Intel's Extreme Edition version of Ivy Bridge for LGA2011 socket could be very similar to the existing Sandy Bridge-E. Although the latter has up to eight physical cores (according to some CPUS in the Xeon E5 line) and up to 20 MB of L3 cache, the commercial version of the Sandy Bridge-E Core i7 inside the line has six active cores and up to 15 MB of cache.
AMD is an interesting company; on the one hand they have some incredible ideas and can really bring some great features to life. Where they sometimes have an issue is bringing them to market and conclusion. One of the reasons for this is their lack of funds. If you do not have enough money to push your products (like Intel and nVidia usually do) then you have to rely on the community to adopt and support your goals. We have watched this happen multiple times with everything from GPU based Physics (the integration of Ageia PhysX onto the X19xx series GPUs) to OpenCL. AMD shows off what is capable and then due to lack of support and money has to step back and watch as the “rich kids” run off with the toys.
Google (and ARM as a whole) is finding out the hard way that building an OS is not that easy and without proper and full support you are going to have problems across your entire platform. Today and Google I/O 12 Google announced and showed off Android 4.1 Jelly Bean. Now this sounds great but there are still a ton of devices that are waiting for ICS (Android 4.0) that was announced last year.
Intel plans to use 14-nanometer technology in conjunction with the next generation of processors codenamed Broadwell, heirs of the 22-nanometer Haswell which is expected next year. Intel's chief for technology development, Justin Rattner, said that the development of new production technology is progressing according to the plan and that Intel is expected to use this within one to two years. He emphasized that Intel's aggressive development of new production technologies will allow an extension of Moore’s law for the next 10 years. Moore's Law says that the number of transistors and the density of transistors on chips doubles every two years.

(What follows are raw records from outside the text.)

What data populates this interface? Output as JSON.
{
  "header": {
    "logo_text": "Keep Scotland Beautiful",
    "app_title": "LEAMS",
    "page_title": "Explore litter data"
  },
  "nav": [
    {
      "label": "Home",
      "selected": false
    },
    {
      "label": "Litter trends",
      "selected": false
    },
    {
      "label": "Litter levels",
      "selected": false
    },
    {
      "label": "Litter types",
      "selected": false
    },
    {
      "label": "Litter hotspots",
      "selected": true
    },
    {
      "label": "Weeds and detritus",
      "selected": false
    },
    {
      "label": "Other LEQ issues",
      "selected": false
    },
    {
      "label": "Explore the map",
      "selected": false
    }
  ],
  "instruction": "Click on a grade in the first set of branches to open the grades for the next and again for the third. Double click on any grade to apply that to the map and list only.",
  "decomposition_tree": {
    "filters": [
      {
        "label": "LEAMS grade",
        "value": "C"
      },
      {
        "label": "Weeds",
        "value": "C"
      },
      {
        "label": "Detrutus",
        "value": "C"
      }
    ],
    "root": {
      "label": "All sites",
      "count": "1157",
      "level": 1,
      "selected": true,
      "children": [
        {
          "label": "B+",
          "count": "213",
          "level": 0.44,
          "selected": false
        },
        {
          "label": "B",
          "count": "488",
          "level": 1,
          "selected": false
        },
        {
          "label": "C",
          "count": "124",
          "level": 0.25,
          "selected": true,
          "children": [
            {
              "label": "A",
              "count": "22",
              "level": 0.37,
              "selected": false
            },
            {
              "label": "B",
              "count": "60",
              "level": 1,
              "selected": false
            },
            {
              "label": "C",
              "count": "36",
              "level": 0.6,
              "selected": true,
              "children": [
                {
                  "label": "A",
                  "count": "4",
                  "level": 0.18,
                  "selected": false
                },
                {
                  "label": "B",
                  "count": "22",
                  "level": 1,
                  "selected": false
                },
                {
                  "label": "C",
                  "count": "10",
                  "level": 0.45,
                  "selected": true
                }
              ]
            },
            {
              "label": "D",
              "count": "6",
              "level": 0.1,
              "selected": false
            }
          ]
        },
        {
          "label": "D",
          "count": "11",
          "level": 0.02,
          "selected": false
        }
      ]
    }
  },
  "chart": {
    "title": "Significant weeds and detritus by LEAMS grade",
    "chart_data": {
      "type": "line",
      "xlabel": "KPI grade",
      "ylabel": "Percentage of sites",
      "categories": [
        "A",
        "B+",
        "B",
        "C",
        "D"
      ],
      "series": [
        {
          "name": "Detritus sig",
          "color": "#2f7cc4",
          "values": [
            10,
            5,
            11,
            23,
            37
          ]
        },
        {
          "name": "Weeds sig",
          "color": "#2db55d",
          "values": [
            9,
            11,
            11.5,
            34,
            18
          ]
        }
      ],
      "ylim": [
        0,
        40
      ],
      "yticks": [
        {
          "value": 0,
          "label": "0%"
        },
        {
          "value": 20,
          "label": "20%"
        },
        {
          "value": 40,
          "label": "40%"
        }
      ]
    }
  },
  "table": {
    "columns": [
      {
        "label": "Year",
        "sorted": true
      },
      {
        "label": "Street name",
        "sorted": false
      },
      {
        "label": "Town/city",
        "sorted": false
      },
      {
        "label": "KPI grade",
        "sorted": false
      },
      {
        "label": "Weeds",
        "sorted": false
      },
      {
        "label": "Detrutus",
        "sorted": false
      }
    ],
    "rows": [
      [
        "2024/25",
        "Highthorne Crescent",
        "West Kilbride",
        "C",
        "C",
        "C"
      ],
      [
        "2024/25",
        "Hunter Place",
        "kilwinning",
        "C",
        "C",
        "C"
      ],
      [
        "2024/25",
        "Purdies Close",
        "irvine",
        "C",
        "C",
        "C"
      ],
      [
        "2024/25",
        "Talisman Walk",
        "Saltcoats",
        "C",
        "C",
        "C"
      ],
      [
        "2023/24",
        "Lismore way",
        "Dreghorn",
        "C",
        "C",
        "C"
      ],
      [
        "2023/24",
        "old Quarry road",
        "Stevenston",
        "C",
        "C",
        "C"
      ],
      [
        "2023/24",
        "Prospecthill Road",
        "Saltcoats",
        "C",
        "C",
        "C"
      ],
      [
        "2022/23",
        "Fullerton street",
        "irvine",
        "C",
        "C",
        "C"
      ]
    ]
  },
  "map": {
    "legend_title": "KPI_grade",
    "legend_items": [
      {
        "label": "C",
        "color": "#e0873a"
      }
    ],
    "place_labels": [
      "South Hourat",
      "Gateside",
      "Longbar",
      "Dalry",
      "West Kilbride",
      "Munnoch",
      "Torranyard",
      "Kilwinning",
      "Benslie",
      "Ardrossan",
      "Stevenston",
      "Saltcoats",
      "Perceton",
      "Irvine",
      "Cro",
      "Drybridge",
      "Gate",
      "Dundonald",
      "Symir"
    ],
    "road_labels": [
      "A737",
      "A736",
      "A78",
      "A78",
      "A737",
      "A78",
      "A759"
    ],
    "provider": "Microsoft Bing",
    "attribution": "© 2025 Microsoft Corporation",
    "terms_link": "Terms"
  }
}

Intel is looking to the future even as their newest CPU, the 22nm Ivy Bridge, is taking something of a beating in the media. According to a few slides that have hit daylight Intel is already working on moving some of its FABs to 14nm in preparation for their next generation of CPUs. Of course this is not that big of a deal really, Intel has moved from one process to the next like clockwork (insert “Tick-Tock” joke here).
The Irish agency for construction planning An Bord Pleanala approved Intel’s plans to build a new factory for the production of processors. It is a facility in which they should produce processors built on the 14 nanometer process, and should be located in the Intel campus in Leixlip County Kildare.
There used to be a thing called truth in journalism. It meant that when you published an article you should at the very least check your facts if you are presenting it as “news” in the world of editorial articles things are different as an editorial is nearly always an opinion based article with some facts thrown in for furn. What has happened though is that with the introduction of Blogs, Fan Sites and other venues for information some of the fact checking has gone out the window in the effort to be the first to report on a juicy bit of news. When an article hits one of the big sites it often gets spread around the net and becomes the “truth” simply by means of repetition. We have watched this many times (and it is something that Apple’s PR and marketing thrive on).
CES 2012, Las Vegas, Nevada – We found Asus in the Trump Tower near the top of the building. I honestly think they had the entire floor up there, but we were only there to see a small portion of what Asus has to offer to the consumer. Asus, as most of you know already is one of the leading manufacturers of computer components. They also have their own channel marketing team and make quite a bit more than just motherboards, GPUs, Audio cards and networking gear.
Since the rebirth of Apple in 1997 the PC market has had to listen to the constant drone of analysts foretelling the “post PC” world is upon us. It is a common statement made by Analysts that really do not even know what a “PC” is anymore. Well to help some of them do their jobs a little better let’s go back and define some of this for them and then take a look at where the market is and why claims of a post PC era are quite simply a falsehood.
The tablet wars are going to get very interesting now that Microsoft has pushed out Windows 8 and their “design point” device the Surface RT. Already this morning there are multiple articles about this new OS and hardware from both sides of the argument. It is interesting to see the comments that range across Facebook and other social networking sites about the new OS, and more importantly about Microsoft’s Surface RT. This last product has created its own subset of fans and haters outside the general argument about Windows 8. So the big question is, where does Windows 8 and Surface RT stand in the market on the day of the launch, and where do they really fit in?